Twenty-one members of Congress sent a letter to Federal Housing Finance Agency (FHFA) Acting Director Edward DeMarco urging him to encourage principal reductions on loans backed by Fannie Mae and Freddie Mac.
""We do not urge that the enterprises reduce principal on mortgages as a kindness to homeowners,"" the letter stated.
Instead, the congressmen support principal reductions on the basis that they will save taxpayers from some further potential losses.[IMAGE] [COLUMN_BREAK]
The lawmakers cite first-quarter data from the GSEs stating 17.7 percent of Fannie borrowers are underwater, as are 19 percent of Freddie borrowers.
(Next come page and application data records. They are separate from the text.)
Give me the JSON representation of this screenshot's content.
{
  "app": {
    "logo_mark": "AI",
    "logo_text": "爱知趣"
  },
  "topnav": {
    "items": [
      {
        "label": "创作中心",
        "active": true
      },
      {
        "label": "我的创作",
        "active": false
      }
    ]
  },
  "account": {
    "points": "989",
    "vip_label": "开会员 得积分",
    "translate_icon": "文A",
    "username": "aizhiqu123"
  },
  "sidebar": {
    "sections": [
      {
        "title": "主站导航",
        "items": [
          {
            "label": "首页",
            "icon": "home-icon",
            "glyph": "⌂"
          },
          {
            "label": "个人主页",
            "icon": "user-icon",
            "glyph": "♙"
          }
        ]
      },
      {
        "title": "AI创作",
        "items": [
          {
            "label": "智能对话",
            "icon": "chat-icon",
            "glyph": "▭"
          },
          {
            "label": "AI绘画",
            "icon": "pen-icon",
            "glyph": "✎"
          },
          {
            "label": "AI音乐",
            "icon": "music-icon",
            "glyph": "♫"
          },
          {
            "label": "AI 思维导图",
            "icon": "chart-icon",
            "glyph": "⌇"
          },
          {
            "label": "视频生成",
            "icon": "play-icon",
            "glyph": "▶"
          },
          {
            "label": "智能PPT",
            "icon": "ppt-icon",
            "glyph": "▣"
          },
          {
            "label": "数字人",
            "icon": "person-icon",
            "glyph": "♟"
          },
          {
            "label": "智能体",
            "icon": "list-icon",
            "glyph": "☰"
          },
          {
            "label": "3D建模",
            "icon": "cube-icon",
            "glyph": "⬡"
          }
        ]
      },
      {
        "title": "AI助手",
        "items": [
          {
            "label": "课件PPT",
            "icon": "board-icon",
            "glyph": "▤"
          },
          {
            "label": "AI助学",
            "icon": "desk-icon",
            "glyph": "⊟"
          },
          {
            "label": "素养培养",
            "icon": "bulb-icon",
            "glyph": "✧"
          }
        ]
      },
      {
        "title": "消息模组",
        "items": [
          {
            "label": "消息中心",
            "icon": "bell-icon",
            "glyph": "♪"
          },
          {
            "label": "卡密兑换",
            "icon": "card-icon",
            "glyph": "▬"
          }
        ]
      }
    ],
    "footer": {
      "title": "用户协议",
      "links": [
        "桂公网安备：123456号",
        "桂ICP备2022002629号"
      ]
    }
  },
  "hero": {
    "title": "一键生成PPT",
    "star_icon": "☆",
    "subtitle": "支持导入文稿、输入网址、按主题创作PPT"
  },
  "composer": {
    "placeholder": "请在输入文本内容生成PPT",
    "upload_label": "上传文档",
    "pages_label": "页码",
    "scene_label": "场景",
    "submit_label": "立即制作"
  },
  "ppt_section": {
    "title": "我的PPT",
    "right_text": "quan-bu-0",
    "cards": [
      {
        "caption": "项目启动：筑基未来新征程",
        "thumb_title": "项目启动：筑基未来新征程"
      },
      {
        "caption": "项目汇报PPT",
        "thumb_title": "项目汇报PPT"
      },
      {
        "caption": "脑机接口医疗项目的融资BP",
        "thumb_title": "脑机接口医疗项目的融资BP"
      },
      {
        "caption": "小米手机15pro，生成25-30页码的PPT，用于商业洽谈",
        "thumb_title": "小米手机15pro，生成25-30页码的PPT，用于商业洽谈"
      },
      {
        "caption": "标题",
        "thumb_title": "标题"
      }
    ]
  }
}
These borrowers, they say, ""are obviously at great risk of eventual default.""
With 44 percent of loans modified in the past two years more than three months past due, according to Freddie Mac data cited in the letter, ""[t]he performance of the enterprises' mortgage modifications leaves much to be desired for homeowners, for the housing market, and for taxpayers,"" the letter stated.
The representatives urge DeMarco to disregard the short-term effects of principal reductions on the GSEs' balance sheets in favor of looking at the long-term positive effects these reductions might have.
They point to an Amherst Securities study that negates the ""moral hazard"" theory, which hypotheses that offering principal reductions encourages homeowners to default.
""Right now, the FHFA is preventing underwater homeowners with mortgages backed by Fannie Mae or Freddie Mac from receiving balance reductions, even when a principal modification would save the investor Ã¢â‚¬" in this case meaning taxpayer Ã¢â‚¬" money compared to foreclosure,"" said George Miller (D-California), one of the representatives who signed the letter.